Moving on to a non-traditional income is extremely difficult. Most fail. Will you find success? That’s your difficult choice. If you never give up, you can’t fail; if you never try, you can’t succeed.
- The “Good, Steady” Income. The good job is what most people try to achieve. The idea is that you go to college, get a degree, find a business that needs someone. Your job at the business is to fill the corporate gap, fill the chair and keep busy. This is perfect for some people. For others, like myself, it would be living hell. The lifestyle that’s possible with this job is the typical lifestyle. “The office” is the foundation for social activities, and most of your waking time is spent in the business.
- The Creative Income. The creative job is where you learn how to put something together and sell it any way you can. Writing, art, designing anything — these are creative jobs. You learn a skill, create something and then sell it. The lifestyle is extremely variable depending on how well you do. Most don’t make much money — but they do what they love. The emphasis of the creative job isn’t the money — it’s the work. That’s the creative income.
- The Passive Income. The passive income is where you learn to do something one time that will earn you for a long period of time. Owning vending machines, rental property, dividend stocks, making money online — these are often considered the typical sources of passive income.
- The Easy Income. Most people would laugh at this idea when they first think of it. The easy income is, well, any easy way to make money. I have several friends who honestly aren’t too worried about their finances. They’re fine with barely scraping by, and couldn’t care less about living in a nicer house or driving a nicer car. They focus on the “good, steady job,” because it’s the path of least resistance — the easy income.
- The Independent Income. The independent income is where, simply, you don’t have a steady job working -for- someone else. Making money online with a website, making money freelance writing — these are all examples of the independent income.
- The Large Income. This is the income that is usually the most attempted and yet the most missed. The large income is the path to joining the “top 1%” or so. The goal is a huge income, period. Think of something brilliant, invest ingeniously or climb the ranks of corporate America. There are fewer paths to great riches… and you’ll have to work much harder, much longer. That’s what it takes to get the large income.
Of course, there are dozens of other incomes. The traditional job isn’t for everyone. Some need to run the rent houses, the vending machines and other passive businesses. Some need to write the books, think up new ideas, and teach others. The world economy is so diverse that there are literally millions of ways to earn an income. You just have to look for them.
Is your job a drain? Do you consider your “lifestyle” to be something that happens after work? If so, it might be time to find a new way to earn an income.
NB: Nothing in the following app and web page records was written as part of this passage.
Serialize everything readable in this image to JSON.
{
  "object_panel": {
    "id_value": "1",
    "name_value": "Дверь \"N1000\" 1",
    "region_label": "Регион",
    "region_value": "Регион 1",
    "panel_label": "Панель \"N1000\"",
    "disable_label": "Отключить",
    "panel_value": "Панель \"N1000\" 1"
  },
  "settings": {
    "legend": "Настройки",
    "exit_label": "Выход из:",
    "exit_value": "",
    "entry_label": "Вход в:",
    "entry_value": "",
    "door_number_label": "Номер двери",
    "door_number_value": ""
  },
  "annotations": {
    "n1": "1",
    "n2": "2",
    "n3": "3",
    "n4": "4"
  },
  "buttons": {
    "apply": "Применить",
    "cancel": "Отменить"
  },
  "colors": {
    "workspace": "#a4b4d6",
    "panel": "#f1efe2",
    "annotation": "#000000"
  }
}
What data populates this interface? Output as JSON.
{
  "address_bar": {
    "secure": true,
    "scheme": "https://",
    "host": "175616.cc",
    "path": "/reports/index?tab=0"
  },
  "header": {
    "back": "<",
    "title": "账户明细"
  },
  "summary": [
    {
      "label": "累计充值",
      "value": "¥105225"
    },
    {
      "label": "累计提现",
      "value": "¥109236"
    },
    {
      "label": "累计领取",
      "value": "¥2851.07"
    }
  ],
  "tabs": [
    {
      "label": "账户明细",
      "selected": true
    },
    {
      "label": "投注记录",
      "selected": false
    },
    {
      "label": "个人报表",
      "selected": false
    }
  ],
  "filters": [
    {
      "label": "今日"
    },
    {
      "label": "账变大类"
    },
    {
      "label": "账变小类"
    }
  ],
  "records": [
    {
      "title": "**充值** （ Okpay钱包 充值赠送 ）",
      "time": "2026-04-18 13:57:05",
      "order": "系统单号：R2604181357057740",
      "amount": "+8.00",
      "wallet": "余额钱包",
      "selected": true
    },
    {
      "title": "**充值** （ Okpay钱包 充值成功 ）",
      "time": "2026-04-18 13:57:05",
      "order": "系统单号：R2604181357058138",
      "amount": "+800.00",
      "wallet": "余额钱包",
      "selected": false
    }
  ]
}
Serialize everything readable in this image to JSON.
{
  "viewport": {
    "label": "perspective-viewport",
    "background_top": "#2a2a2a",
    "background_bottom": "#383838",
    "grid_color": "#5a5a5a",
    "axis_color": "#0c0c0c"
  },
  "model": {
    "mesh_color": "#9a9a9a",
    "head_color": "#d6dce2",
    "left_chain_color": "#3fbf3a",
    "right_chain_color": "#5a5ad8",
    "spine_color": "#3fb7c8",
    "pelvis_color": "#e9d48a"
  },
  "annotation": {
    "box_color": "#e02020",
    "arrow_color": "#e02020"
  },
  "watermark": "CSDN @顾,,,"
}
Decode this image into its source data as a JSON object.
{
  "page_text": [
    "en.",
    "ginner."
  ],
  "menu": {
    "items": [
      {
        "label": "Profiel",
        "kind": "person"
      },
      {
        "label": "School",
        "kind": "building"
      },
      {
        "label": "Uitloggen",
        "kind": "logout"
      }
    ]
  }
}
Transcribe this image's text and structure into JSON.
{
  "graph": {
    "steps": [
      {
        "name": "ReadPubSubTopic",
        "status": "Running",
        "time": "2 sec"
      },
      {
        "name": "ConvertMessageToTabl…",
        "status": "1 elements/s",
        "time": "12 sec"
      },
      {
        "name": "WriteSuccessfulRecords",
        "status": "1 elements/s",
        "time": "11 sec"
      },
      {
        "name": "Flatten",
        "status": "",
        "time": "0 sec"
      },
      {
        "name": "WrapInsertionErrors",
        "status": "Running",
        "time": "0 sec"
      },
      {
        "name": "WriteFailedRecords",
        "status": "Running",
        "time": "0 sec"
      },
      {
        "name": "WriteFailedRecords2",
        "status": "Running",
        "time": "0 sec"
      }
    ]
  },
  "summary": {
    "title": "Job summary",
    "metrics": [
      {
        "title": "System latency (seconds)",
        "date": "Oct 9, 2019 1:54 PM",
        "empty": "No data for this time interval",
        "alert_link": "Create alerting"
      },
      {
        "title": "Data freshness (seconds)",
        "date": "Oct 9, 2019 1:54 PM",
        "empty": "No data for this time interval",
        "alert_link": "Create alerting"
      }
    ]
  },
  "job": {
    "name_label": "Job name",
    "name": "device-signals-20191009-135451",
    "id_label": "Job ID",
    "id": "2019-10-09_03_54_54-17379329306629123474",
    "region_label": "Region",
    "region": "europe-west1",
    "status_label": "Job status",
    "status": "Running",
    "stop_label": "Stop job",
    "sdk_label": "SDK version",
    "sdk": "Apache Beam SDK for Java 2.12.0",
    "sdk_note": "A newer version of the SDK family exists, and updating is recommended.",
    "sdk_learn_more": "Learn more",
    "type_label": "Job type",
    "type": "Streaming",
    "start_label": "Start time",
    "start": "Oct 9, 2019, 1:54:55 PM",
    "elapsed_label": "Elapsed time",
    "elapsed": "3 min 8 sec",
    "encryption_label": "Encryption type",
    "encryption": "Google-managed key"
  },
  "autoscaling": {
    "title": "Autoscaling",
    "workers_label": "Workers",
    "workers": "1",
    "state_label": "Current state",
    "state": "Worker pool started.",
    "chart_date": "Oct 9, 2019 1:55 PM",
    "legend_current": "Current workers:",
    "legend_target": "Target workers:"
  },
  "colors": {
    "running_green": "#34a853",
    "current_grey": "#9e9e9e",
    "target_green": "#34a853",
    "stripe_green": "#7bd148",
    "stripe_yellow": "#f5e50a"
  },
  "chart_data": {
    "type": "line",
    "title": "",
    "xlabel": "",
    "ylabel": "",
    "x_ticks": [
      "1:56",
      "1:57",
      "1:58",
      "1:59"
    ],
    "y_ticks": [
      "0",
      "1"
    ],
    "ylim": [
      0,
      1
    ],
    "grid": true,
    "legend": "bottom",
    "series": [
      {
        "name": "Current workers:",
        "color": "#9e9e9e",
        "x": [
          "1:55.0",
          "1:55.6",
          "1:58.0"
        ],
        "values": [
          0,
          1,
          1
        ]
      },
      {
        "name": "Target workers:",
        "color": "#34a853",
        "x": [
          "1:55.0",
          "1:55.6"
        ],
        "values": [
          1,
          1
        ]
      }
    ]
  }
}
Millions of people try to “trudge on” and ignore the emptiness they find in their careers… only to finally reach the “tipping” point later in life.
The next step is to consider your options and and list various ways you -can- make a living… doing something enjoyable and worthwhile. I’m in the middle of compiling a series of articles on dozens of ways to make money. You won’t want to miss it. Just enter your email in the box below and subscribe — I’ll send it to your inbox as soon as it’s published.